It comes amid growing fears the country could be hit by World Trade Organisation rates if no deal is reach with the European Union.
Since the referendum Kettle has seen costs of importing sunflower oil increase by more than £1m due to the weakening of the pound and inflation hitting its highest rate since 2012.
Mr Hicks said with a Kettle factory, which produces vegetable crisps, already in the Netherlands the company had a foothold on the mainland.
He said: “Brexit has given us something to think about.
“One strategy we would have to think about would be to produce Kettle Chips in Holland to sell to the European customers.
“I am not sure we would ever do Kettle Chips for the UK market in Holland.
“I can see a scenario where we buy Dutch potatoes locally to the factory to produce chips for the Dutch and German market but continuing to make chips for the UK here.”
Currently the export market makes up about 15% of what is produced in the Bowthorpe factory and Mr Hicks said it was growing 20% a year.
But he added any move of part of the production would was a contingency plan with the UK market still growing.
“In the UK 10% of the snacks market is premium crisps, in Germany that is one to two per cent so there is a lot of room to grow,” Mr Hicks said.
With sunflower oil and film for packaging among the materials Kettle imports the business has been looking at ways to offset the extra costs from currency rates changing.
Mr Hicks said Kettle was aiming to raise its productivity with the same amount of staff, currently 443 people at the Norwich plant, producing more crisps as the UK market continued to grow. He said: “When your market is growing you can invest and look at how to increase productivity with what you have got.
“As long as the volume is still growing we can make those decisions.
“The main area we have been hiring is in the sales team. With the growth in sales if they can keep selling then that means there is more for the guys here to cook.”
Mr Hicks said the growth of discount supermarkets in the grocery sector has also put further pressure on food manufacturers as outlets fight to keep prices down.

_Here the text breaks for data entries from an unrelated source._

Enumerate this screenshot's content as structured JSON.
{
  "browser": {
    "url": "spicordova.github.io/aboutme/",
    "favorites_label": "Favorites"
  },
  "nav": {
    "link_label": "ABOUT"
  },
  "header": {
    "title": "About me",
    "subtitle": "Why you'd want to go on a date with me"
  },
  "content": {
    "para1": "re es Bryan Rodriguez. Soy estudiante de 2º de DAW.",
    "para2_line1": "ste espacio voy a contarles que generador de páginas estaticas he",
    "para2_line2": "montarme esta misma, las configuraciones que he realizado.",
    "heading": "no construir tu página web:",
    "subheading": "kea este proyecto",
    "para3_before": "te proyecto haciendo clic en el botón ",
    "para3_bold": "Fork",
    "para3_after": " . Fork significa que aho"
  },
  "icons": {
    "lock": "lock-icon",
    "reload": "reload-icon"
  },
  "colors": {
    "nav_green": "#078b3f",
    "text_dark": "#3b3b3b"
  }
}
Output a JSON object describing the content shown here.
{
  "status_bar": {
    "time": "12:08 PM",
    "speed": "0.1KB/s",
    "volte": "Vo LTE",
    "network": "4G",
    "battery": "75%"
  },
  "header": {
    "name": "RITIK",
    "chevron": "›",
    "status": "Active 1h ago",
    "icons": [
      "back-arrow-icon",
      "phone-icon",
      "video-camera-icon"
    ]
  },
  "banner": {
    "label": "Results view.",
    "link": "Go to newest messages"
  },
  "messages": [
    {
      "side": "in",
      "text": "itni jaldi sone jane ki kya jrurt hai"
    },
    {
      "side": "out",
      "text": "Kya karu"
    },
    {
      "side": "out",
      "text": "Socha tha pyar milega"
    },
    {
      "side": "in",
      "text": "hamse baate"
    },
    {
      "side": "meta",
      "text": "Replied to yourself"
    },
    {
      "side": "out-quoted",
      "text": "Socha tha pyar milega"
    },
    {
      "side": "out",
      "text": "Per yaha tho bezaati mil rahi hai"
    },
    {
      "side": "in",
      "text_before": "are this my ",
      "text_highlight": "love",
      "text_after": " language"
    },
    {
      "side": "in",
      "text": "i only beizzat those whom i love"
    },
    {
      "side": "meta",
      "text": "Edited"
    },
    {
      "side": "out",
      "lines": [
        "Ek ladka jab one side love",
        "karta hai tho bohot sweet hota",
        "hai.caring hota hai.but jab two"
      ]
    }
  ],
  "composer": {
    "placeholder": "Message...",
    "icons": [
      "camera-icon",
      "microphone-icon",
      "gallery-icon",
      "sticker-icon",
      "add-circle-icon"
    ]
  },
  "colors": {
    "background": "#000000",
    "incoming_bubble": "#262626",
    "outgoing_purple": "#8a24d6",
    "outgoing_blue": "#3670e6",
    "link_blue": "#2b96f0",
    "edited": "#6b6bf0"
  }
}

He said measures including changing to cheaper cardboard for packaging and agreeing a unified size of box with supermarkets had helped to make significant savings.